HB: It’s been really interesting but generally speaking a really positive experience. When I first started as a Heli-ski Guide we had a market made up 95% of Internationals and only 5% of New Zealanders. But the last two years it’s been almost 100% New Zealanders with a few Australians in the mix. That’s pretty wild!

The last two years have really allowed us to broaden our market in New Zealand. We’ve cultivated a different type of clientele than we’ve had in the past. It’s great to see Kiwis getting amongst it!

LWT: With the knowledge that we have today of climate change, how do you envision the future of Heli-skiing?

HB: This year has already brought exceptional snow. Which is a reflection of what we used to have and what we hope to continue to have in the future. Climate change and global warming is very apparent. We’re seeing the freezing level going up which means the snow level isn’t as low as we would like it to be.
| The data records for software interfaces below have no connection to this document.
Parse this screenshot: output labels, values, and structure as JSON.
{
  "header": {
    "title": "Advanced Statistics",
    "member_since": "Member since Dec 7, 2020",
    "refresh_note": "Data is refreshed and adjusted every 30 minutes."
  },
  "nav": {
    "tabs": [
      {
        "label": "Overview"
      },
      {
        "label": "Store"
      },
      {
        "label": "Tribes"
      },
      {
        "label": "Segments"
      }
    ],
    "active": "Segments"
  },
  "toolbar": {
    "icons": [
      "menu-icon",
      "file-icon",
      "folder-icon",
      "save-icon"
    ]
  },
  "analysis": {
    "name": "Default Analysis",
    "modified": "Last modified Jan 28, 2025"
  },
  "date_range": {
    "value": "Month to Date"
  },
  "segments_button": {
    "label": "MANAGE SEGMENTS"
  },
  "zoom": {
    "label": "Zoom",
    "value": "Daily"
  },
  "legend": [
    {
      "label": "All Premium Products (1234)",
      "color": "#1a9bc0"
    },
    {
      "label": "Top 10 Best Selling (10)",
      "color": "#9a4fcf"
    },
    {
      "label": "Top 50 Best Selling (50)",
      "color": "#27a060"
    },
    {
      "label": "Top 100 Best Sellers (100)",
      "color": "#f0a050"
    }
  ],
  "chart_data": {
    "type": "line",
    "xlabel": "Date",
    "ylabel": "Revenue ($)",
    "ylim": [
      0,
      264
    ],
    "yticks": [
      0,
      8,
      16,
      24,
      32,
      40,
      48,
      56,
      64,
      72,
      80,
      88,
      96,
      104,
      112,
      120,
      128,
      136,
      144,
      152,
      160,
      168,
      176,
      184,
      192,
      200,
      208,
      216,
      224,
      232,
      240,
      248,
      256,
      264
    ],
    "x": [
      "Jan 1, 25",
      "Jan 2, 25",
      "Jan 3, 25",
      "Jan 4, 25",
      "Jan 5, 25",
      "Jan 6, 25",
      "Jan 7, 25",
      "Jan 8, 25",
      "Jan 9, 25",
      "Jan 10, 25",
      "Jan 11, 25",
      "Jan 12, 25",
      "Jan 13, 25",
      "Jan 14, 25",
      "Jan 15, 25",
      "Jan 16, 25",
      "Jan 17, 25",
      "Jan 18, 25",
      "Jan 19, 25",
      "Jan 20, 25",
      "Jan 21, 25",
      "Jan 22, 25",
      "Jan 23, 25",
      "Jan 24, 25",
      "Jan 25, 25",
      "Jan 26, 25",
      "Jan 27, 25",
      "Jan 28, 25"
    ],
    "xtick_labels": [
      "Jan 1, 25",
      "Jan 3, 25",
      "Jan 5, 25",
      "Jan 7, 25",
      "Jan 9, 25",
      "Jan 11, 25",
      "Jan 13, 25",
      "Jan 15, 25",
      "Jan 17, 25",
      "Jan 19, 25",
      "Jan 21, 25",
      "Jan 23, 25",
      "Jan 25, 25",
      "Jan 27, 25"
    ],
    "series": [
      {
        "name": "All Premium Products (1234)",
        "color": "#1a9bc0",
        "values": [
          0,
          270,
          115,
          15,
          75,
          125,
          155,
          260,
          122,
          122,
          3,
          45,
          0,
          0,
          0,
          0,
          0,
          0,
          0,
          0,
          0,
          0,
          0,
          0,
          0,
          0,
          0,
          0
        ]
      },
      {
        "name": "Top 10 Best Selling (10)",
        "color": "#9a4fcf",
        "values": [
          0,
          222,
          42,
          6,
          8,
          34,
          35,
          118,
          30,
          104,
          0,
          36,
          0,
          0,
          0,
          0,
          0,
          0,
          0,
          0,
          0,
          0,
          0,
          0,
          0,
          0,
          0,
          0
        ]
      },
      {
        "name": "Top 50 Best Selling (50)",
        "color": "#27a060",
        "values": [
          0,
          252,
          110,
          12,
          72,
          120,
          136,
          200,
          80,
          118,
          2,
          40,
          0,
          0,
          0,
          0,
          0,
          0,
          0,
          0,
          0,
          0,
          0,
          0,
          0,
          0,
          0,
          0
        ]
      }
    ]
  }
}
We are continuously looking at ways that we can continue to offer our services with less impact on our environment. This includes honoring the “value over volume” model. We also look forward to the day that someone invents an electric or hybrid helicopter!

Hugh Barnard heli-skiing down the mountains
To book your Heli-ski trip you can connect with our team at i-SITE who will happily tee-up a deal with Harris Mountains Heli-ski.
Be sure to keep an eye on our daily Snow Report and other Winter activities to do during your time in Wānaka!